# Task objective
What lines below mention the word "JSON"? Copy each one.

# Excerpted data

----

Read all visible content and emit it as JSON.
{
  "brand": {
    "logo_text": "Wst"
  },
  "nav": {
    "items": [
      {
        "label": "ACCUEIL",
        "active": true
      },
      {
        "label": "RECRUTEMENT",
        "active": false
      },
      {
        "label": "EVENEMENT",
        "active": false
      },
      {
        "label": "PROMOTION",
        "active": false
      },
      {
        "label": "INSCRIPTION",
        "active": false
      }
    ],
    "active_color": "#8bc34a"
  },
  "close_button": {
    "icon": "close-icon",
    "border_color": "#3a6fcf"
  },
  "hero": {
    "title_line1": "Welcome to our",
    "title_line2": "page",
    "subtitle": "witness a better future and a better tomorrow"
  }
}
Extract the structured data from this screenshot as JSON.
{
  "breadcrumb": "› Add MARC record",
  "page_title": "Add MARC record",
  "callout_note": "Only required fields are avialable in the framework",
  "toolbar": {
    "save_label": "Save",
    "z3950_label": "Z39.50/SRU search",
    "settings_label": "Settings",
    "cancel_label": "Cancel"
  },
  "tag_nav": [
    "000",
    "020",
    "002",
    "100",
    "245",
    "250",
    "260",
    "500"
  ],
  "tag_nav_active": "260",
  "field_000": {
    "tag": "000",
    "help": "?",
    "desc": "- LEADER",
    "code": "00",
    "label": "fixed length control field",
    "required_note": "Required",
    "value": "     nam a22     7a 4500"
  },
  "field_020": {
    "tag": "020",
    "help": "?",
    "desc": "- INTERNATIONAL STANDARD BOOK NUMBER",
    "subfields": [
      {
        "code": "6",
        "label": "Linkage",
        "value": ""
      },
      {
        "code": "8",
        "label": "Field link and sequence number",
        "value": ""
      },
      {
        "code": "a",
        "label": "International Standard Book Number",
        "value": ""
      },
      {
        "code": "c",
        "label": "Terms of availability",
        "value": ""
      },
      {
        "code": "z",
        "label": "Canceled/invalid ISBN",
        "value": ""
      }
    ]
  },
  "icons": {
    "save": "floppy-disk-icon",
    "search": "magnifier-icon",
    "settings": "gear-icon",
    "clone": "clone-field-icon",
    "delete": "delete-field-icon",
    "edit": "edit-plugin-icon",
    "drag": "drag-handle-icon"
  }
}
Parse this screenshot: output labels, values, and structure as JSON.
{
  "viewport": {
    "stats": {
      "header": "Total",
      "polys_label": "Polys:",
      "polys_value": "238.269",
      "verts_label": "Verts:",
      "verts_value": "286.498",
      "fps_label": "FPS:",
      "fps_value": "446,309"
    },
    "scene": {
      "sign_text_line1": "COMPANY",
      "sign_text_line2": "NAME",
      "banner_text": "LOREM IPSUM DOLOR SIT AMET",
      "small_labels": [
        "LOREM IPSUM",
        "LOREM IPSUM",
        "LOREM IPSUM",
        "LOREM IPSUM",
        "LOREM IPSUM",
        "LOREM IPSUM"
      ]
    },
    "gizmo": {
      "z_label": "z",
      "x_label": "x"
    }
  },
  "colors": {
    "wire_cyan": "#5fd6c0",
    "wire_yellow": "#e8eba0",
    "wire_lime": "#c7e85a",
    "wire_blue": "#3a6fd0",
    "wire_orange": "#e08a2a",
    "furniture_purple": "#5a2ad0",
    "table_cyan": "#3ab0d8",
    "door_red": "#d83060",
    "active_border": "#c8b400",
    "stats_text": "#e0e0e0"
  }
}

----

# Task result
Read all visible content and emit it as JSON.
Extract the structured data from this screenshot as JSON.
Parse this screenshot: output labels, values, and structure as JSON.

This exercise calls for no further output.